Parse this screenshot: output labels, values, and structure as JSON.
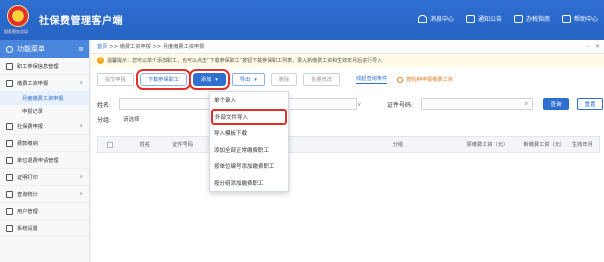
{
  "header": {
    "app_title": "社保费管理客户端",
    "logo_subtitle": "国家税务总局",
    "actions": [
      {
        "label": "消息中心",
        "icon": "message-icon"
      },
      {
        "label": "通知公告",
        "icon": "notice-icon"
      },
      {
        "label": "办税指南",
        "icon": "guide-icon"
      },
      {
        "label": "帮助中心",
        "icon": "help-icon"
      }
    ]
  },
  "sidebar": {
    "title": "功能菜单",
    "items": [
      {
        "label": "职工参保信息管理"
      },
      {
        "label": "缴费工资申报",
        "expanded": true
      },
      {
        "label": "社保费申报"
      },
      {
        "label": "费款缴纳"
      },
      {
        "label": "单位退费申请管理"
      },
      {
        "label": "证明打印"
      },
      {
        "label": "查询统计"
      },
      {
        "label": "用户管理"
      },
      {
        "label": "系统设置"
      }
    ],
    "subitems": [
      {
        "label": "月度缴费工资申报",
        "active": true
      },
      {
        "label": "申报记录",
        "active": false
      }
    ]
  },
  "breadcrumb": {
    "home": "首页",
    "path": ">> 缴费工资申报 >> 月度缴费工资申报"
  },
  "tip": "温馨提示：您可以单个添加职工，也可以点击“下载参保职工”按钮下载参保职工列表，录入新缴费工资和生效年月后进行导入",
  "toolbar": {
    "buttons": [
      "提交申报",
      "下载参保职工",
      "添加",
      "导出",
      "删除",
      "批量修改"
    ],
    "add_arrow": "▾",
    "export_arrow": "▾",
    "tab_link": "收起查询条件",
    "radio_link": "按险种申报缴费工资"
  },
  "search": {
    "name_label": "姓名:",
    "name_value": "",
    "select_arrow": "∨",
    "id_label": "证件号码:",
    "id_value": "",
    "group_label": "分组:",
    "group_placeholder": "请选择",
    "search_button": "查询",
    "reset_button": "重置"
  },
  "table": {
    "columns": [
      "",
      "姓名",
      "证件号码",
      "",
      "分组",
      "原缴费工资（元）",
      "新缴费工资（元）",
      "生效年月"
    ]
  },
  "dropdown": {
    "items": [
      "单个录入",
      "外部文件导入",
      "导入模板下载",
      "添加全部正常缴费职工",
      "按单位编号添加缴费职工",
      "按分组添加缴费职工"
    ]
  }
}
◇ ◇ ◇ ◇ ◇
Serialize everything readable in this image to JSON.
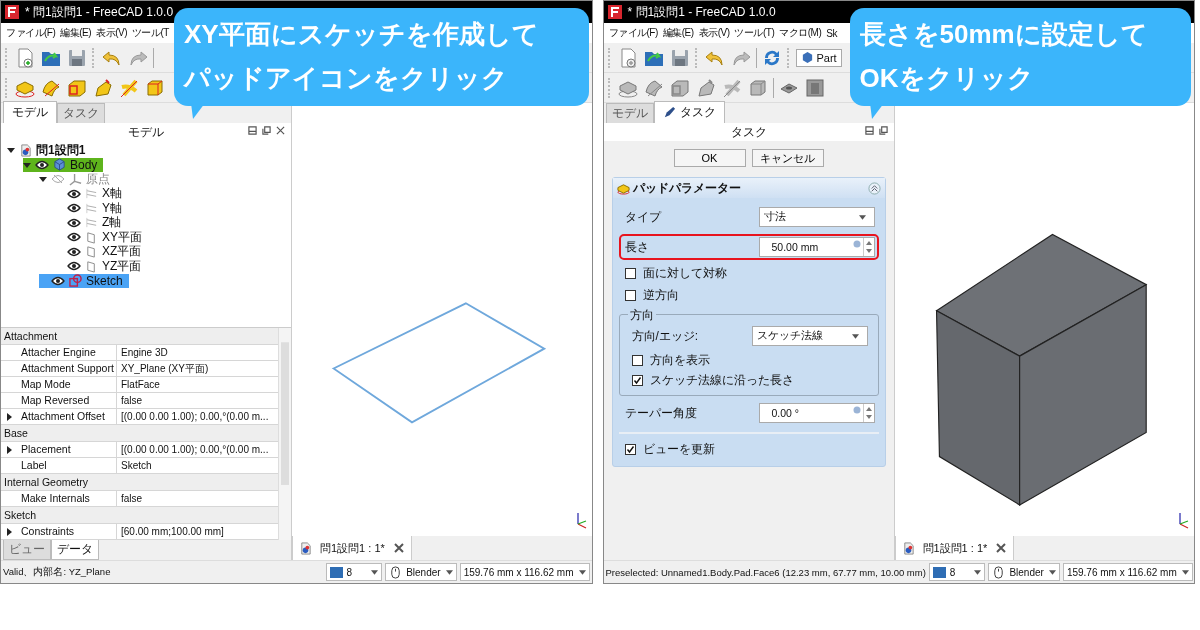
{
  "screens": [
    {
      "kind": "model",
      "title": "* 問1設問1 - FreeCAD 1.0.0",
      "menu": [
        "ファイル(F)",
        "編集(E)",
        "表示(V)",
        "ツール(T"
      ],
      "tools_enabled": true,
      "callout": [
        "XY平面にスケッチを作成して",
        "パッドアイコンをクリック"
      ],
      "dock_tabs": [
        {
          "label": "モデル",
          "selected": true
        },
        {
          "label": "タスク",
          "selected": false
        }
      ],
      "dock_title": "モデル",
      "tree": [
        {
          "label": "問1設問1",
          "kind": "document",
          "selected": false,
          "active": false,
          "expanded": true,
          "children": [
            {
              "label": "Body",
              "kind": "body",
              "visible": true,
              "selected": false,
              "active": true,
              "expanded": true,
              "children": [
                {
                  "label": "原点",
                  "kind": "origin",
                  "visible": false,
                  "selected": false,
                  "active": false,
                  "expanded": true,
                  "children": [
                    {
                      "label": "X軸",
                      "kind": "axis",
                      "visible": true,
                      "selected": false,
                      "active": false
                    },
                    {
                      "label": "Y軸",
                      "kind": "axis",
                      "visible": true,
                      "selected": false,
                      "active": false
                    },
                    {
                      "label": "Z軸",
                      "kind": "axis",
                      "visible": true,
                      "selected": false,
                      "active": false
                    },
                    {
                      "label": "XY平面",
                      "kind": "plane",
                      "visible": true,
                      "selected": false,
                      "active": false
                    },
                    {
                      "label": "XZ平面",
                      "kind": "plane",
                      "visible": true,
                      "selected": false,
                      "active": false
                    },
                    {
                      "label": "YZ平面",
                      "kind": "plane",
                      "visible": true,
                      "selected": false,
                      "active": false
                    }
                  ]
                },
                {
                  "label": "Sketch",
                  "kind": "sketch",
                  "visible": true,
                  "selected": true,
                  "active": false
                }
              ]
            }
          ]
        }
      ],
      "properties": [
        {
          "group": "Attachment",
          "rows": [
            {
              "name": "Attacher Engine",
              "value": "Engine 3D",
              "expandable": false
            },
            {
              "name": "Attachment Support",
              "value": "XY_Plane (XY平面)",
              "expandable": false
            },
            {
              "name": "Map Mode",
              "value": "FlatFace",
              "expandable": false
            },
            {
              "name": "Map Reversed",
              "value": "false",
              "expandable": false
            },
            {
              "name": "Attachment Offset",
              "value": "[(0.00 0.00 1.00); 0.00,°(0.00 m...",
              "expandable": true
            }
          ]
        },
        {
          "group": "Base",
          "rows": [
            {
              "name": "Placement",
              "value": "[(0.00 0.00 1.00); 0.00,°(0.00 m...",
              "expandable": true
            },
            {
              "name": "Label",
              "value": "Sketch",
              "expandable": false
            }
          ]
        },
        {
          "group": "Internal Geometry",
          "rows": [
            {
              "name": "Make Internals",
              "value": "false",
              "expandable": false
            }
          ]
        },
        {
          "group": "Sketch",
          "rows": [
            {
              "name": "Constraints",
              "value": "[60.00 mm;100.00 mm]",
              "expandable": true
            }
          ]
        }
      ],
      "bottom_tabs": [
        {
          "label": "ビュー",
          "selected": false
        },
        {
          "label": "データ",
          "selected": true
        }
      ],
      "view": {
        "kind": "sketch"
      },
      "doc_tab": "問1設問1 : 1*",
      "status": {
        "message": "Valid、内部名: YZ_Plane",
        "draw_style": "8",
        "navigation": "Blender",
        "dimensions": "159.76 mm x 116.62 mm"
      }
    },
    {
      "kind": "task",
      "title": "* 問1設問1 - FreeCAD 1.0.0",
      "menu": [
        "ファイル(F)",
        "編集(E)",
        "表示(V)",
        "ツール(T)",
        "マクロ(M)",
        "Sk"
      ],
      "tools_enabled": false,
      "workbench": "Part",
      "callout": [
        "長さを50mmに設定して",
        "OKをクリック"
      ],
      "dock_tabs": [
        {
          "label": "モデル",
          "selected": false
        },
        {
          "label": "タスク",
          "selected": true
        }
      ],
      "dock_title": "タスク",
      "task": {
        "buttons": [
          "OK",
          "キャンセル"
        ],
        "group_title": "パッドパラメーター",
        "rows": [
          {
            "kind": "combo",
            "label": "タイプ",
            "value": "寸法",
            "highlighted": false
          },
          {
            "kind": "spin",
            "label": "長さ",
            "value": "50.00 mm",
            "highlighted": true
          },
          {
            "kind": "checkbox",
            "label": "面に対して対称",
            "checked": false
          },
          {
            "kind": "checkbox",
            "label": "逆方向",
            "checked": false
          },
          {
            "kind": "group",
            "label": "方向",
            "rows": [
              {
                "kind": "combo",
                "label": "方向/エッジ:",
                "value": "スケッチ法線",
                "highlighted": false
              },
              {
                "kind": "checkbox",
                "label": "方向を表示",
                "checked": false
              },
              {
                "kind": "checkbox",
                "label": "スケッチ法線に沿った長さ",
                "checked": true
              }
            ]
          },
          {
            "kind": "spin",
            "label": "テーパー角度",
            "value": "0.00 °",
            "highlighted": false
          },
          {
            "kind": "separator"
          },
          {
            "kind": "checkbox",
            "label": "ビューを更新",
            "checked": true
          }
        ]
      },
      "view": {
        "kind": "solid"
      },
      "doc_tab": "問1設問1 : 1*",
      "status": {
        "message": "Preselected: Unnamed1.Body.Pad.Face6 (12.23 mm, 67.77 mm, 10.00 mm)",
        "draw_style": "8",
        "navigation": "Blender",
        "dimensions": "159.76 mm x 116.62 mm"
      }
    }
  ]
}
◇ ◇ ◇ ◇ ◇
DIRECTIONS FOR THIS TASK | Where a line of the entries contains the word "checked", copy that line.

REPLY |
            "checked": false
            "checked": false
                "checked": false
                "checked": true
            "checked": true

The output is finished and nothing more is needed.